Linkage mapping was performed individually for each gRNA using deviation values as phenotypes. For each gRNA, we performed genome-wide scans using the lm() function in R, with the model lm(deviations ~ locus). Significance thresholds were determined by running 1000 permutations in which a random gRNA was chosen, its deviations were randomly shuffled, and the lowest p value was saved. From these 1000 p values, the 5th percentile was used as the significance cutoff for the respective linkage mapping model. Peak detection was performed by taking 2x-log10(p value) drops for each locus that was both above the significance cutoff and at least 100 kb away from any other 2x-log10(p value) drop. Any loci for which the gRNA’s binding location was <10 kb away from the peak marker were excluded from analysis. These could potentially represent polymorphisms that disrupt a gRNA target site or that impact gRNA binding by modifying local chromatin accessibility. In total, 655 gRNAs were removed this way. Thus, local variation in chromatin did not have a major impact on our study.

Heritability estimation

Reproducibility of gRNA effects across ATC1 and CON assays was used to estimate broad-sense heritability. This was possible due to the replication present in the data set, with most gRNAs and many segregants each represented by multiple distinct barcodes. First, a mean fitness estimate for each segregant was obtained from the CON assay and control gRNAs. Then, for each gRNA, these segregant fitnesses were subtracted from each corresponding double barcode fitnesses from the ATC1 assay, providing a gRNA effect estimate for every individual double barcode. These estimates were used to fit the linear model guide_effect ~ genotype. Using this model, broad-sense heritability for each gRNA was determined by taking the sum of squares between genotypes and dividing by the total sum of squares. Narrow-sense heritability was estimated using the sommer package in R (v4.3.2)54. The A.mat() function was used to generate an additive relationship matrix from the deviation values previously generated for each segregant-gRNA combination, and the mmer() and vpredict() functions were used to generate the narrow-sense heritability estimate from this matrix.

Analysis of hub loci

A significance threshold for detecting hubs was calculated by assuming a random distribution of intervals across the genome55. Specifically, the genome was split into 20 kb bins and a threshold was set at 0.05/(number of bins). A Poisson distribution was used to determine the number of overlapping intervals per bin that would result in a p value below this threshold. For this Poisson distribution, lambda was set as (total length of all detected 2x-log10(p value) drops in bp)/(total length of the yeast genome in bp). Hubs were defined as adjacent loci with counts (number of overlapping intervals) above this threshold. The locus with the highest count was selected as the marker for that hub. In the case of ties, the genomic positions of the tied loci were averaged, and the locus closest to the average was used as the marker.
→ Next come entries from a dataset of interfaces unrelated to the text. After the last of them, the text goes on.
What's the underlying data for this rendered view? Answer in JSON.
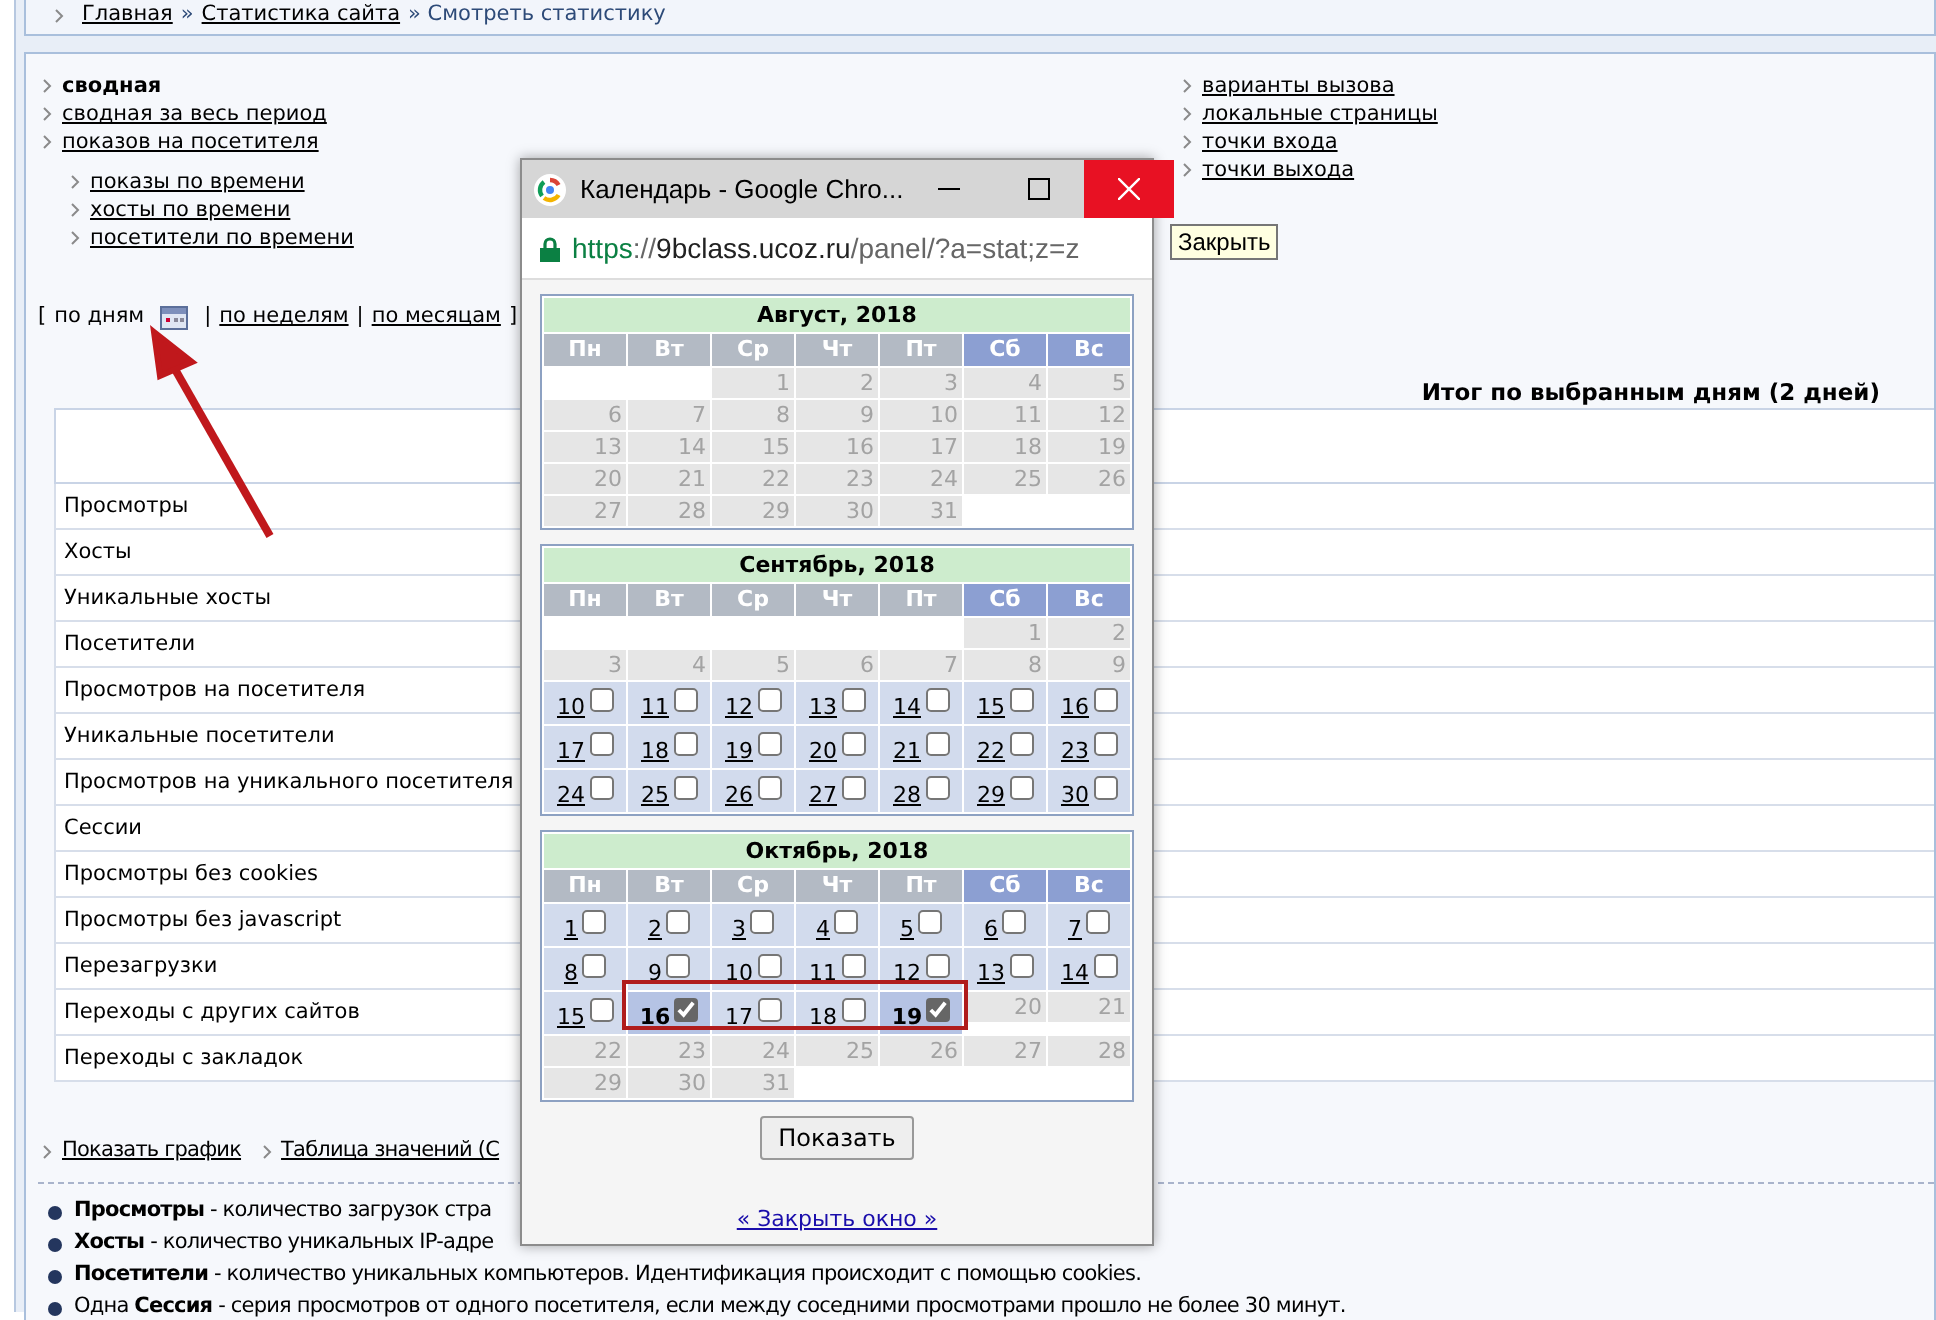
{
  "breadcrumb": [
    {
      "label": "Главная",
      "kind": "link"
    },
    {
      "label": "»",
      "kind": "sep"
    },
    {
      "label": "Статистика сайта",
      "kind": "link"
    },
    {
      "label": "» Смотреть статистику",
      "kind": "current"
    }
  ],
  "nav_left": [
    {
      "label": "сводная",
      "selected": true
    },
    {
      "label": "сводная за весь период",
      "selected": false
    },
    {
      "label": "показов на посетителя",
      "selected": false
    }
  ],
  "nav_sub": [
    {
      "label": "показы по времени",
      "selected": false
    },
    {
      "label": "хосты по времени",
      "selected": false
    },
    {
      "label": "посетители по времени",
      "selected": false
    }
  ],
  "nav_right": [
    {
      "label": "варианты вызова",
      "selected": false
    },
    {
      "label": "локальные страницы",
      "selected": false
    },
    {
      "label": "точки входа",
      "selected": false
    },
    {
      "label": "точки выхода",
      "selected": false
    }
  ],
  "period": [
    {
      "label": "[",
      "kind": "bracket"
    },
    {
      "label": "по дням",
      "kind": "option",
      "selected": true
    },
    {
      "label": "|",
      "kind": "sep"
    },
    {
      "label": "по неделям",
      "kind": "option",
      "selected": false
    },
    {
      "label": "|",
      "kind": "sep"
    },
    {
      "label": "по месяцам",
      "kind": "option",
      "selected": false
    },
    {
      "label": "]",
      "kind": "bracket"
    }
  ],
  "summary_title": "Итог по выбранным дням (2 дней)",
  "table": {
    "rows": [
      "Просмотры",
      "Хосты",
      "Уникальные хосты",
      "Посетители",
      "Просмотров на посетителя",
      "Уникальные посетители",
      "Просмотров на уникального посетителя",
      "Сессии",
      "Просмотры без cookies",
      "Просмотры без javascript",
      "Перезагрузки",
      "Переходы с других сайтов",
      "Переходы с закладок"
    ]
  },
  "bottom_links": [
    "Показать график",
    "Таблица значений (С"
  ],
  "legend": [
    "**Просмотры** - количество загрузок стра",
    "**Хосты** - количество уникальных IP-адре",
    "**Посетители** - количество уникальных компьютеров. Идентификация происходит с помощью cookies.",
    "Одна **Сессия** - серия просмотров от одного посетителя, если между соседними просмотрами прошло не более 30 минут."
  ],
  "popup": {
    "title": "Календарь - Google Chro...",
    "close_hover": true,
    "tooltip": "Закрыть",
    "url_parts": [
      {
        "text": "https",
        "kind": "secure"
      },
      {
        "text": "://",
        "kind": "dim"
      },
      {
        "text": "9bclass.ucoz.ru",
        "kind": "host"
      },
      {
        "text": "/panel/?a=stat;z=z",
        "kind": "dim"
      }
    ],
    "months": [
      {
        "title": "Август, 2018",
        "weekdays": [
          {
            "label": "Пн",
            "weekend": false
          },
          {
            "label": "Вт",
            "weekend": false
          },
          {
            "label": "Ср",
            "weekend": false
          },
          {
            "label": "Чт",
            "weekend": false
          },
          {
            "label": "Пт",
            "weekend": false
          },
          {
            "label": "Сб",
            "weekend": true
          },
          {
            "label": "Вс",
            "weekend": true
          }
        ],
        "weeks": [
          [
            {
              "kind": "blank"
            },
            {
              "kind": "blank"
            },
            {
              "label": "1",
              "kind": "past"
            },
            {
              "label": "2",
              "kind": "past"
            },
            {
              "label": "3",
              "kind": "past"
            },
            {
              "label": "4",
              "kind": "past"
            },
            {
              "label": "5",
              "kind": "past"
            }
          ],
          [
            {
              "label": "6",
              "kind": "past"
            },
            {
              "label": "7",
              "kind": "past"
            },
            {
              "label": "8",
              "kind": "past"
            },
            {
              "label": "9",
              "kind": "past"
            },
            {
              "label": "10",
              "kind": "past"
            },
            {
              "label": "11",
              "kind": "past"
            },
            {
              "label": "12",
              "kind": "past"
            }
          ],
          [
            {
              "label": "13",
              "kind": "past"
            },
            {
              "label": "14",
              "kind": "past"
            },
            {
              "label": "15",
              "kind": "past"
            },
            {
              "label": "16",
              "kind": "past"
            },
            {
              "label": "17",
              "kind": "past"
            },
            {
              "label": "18",
              "kind": "past"
            },
            {
              "label": "19",
              "kind": "past"
            }
          ],
          [
            {
              "label": "20",
              "kind": "past"
            },
            {
              "label": "21",
              "kind": "past"
            },
            {
              "label": "22",
              "kind": "past"
            },
            {
              "label": "23",
              "kind": "past"
            },
            {
              "label": "24",
              "kind": "past"
            },
            {
              "label": "25",
              "kind": "past"
            },
            {
              "label": "26",
              "kind": "past"
            }
          ],
          [
            {
              "label": "27",
              "kind": "past"
            },
            {
              "label": "28",
              "kind": "past"
            },
            {
              "label": "29",
              "kind": "past"
            },
            {
              "label": "30",
              "kind": "past"
            },
            {
              "label": "31",
              "kind": "past"
            },
            {
              "kind": "blank"
            },
            {
              "kind": "blank"
            }
          ]
        ]
      },
      {
        "title": "Сентябрь, 2018",
        "weekdays": [
          {
            "label": "Пн",
            "weekend": false
          },
          {
            "label": "Вт",
            "weekend": false
          },
          {
            "label": "Ср",
            "weekend": false
          },
          {
            "label": "Чт",
            "weekend": false
          },
          {
            "label": "Пт",
            "weekend": false
          },
          {
            "label": "Сб",
            "weekend": true
          },
          {
            "label": "Вс",
            "weekend": true
          }
        ],
        "weeks": [
          [
            {
              "kind": "blank"
            },
            {
              "kind": "blank"
            },
            {
              "kind": "blank"
            },
            {
              "kind": "blank"
            },
            {
              "kind": "blank"
            },
            {
              "label": "1",
              "kind": "past"
            },
            {
              "label": "2",
              "kind": "past"
            }
          ],
          [
            {
              "label": "3",
              "kind": "past"
            },
            {
              "label": "4",
              "kind": "past"
            },
            {
              "label": "5",
              "kind": "past"
            },
            {
              "label": "6",
              "kind": "past"
            },
            {
              "label": "7",
              "kind": "past"
            },
            {
              "label": "8",
              "kind": "past"
            },
            {
              "label": "9",
              "kind": "past"
            }
          ],
          [
            {
              "label": "10",
              "kind": "open",
              "checked": false
            },
            {
              "label": "11",
              "kind": "open",
              "checked": false
            },
            {
              "label": "12",
              "kind": "open",
              "checked": false
            },
            {
              "label": "13",
              "kind": "open",
              "checked": false
            },
            {
              "label": "14",
              "kind": "open",
              "checked": false
            },
            {
              "label": "15",
              "kind": "open",
              "checked": false
            },
            {
              "label": "16",
              "kind": "open",
              "checked": false
            }
          ],
          [
            {
              "label": "17",
              "kind": "open",
              "checked": false
            },
            {
              "label": "18",
              "kind": "open",
              "checked": false
            },
            {
              "label": "19",
              "kind": "open",
              "checked": false
            },
            {
              "label": "20",
              "kind": "open",
              "checked": false
            },
            {
              "label": "21",
              "kind": "open",
              "checked": false
            },
            {
              "label": "22",
              "kind": "open",
              "checked": false
            },
            {
              "label": "23",
              "kind": "open",
              "checked": false
            }
          ],
          [
            {
              "label": "24",
              "kind": "open",
              "checked": false
            },
            {
              "label": "25",
              "kind": "open",
              "checked": false
            },
            {
              "label": "26",
              "kind": "open",
              "checked": false
            },
            {
              "label": "27",
              "kind": "open",
              "checked": false
            },
            {
              "label": "28",
              "kind": "open",
              "checked": false
            },
            {
              "label": "29",
              "kind": "open",
              "checked": false
            },
            {
              "label": "30",
              "kind": "open",
              "checked": false
            }
          ]
        ]
      },
      {
        "title": "Октябрь, 2018",
        "weekdays": [
          {
            "label": "Пн",
            "weekend": false
          },
          {
            "label": "Вт",
            "weekend": false
          },
          {
            "label": "Ср",
            "weekend": false
          },
          {
            "label": "Чт",
            "weekend": false
          },
          {
            "label": "Пт",
            "weekend": false
          },
          {
            "label": "Сб",
            "weekend": true
          },
          {
            "label": "Вс",
            "weekend": true
          }
        ],
        "highlight": true,
        "weeks": [
          [
            {
              "label": "1",
              "kind": "open",
              "checked": false
            },
            {
              "label": "2",
              "kind": "open",
              "checked": false
            },
            {
              "label": "3",
              "kind": "open",
              "checked": false
            },
            {
              "label": "4",
              "kind": "open",
              "checked": false
            },
            {
              "label": "5",
              "kind": "open",
              "checked": false
            },
            {
              "label": "6",
              "kind": "open",
              "checked": false
            },
            {
              "label": "7",
              "kind": "open",
              "checked": false
            }
          ],
          [
            {
              "label": "8",
              "kind": "open",
              "checked": false
            },
            {
              "label": "9",
              "kind": "open",
              "checked": false
            },
            {
              "label": "10",
              "kind": "open",
              "checked": false
            },
            {
              "label": "11",
              "kind": "open",
              "checked": false
            },
            {
              "label": "12",
              "kind": "open",
              "checked": false
            },
            {
              "label": "13",
              "kind": "open",
              "checked": false
            },
            {
              "label": "14",
              "kind": "open",
              "checked": false
            }
          ],
          [
            {
              "label": "15",
              "kind": "open",
              "checked": false
            },
            {
              "label": "16",
              "kind": "open",
              "checked": true
            },
            {
              "label": "17",
              "kind": "open",
              "checked": false
            },
            {
              "label": "18",
              "kind": "open",
              "checked": false
            },
            {
              "label": "19",
              "kind": "open",
              "checked": true
            },
            {
              "label": "20",
              "kind": "past"
            },
            {
              "label": "21",
              "kind": "past"
            }
          ],
          [
            {
              "label": "22",
              "kind": "past"
            },
            {
              "label": "23",
              "kind": "past"
            },
            {
              "label": "24",
              "kind": "past"
            },
            {
              "label": "25",
              "kind": "past"
            },
            {
              "label": "26",
              "kind": "past"
            },
            {
              "label": "27",
              "kind": "past"
            },
            {
              "label": "28",
              "kind": "past"
            }
          ],
          [
            {
              "label": "29",
              "kind": "past"
            },
            {
              "label": "30",
              "kind": "past"
            },
            {
              "label": "31",
              "kind": "past"
            },
            {
              "kind": "blank"
            },
            {
              "kind": "blank"
            },
            {
              "kind": "blank"
            },
            {
              "kind": "blank"
            }
          ]
        ]
      }
    ],
    "button": "Показать",
    "close_link": "« Закрыть окно »"
  }
}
All gRNA-targeted genes whose 2x-log10(p value) drops overlapped this marker were considered a part of that hub. The effect of each hub locus on deviation value in the context of interacting gRNAs was extracted from the linear model used for linkage mapping lm(deviations ~ locus), taking the coefficient of the locus term. Proportion of broad-sense heritability explained by the hub locus for each gRNA was also calculated this way, by taking the variance explained by the model and dividing it by the broad-sense heritability estimate for that gRNA. TheCellMap analysis was performed by uploading lists of genes comprising each hub to and downloading enrichment tables and visualizations44. Data visualization was performed using the circlize (v0.4.15)56 and ggplot2 (v3.4.3)57 packages in R.

Reporting summary

Further information on research design is available in the Nature Portfolio Reporting Summary linked to this article.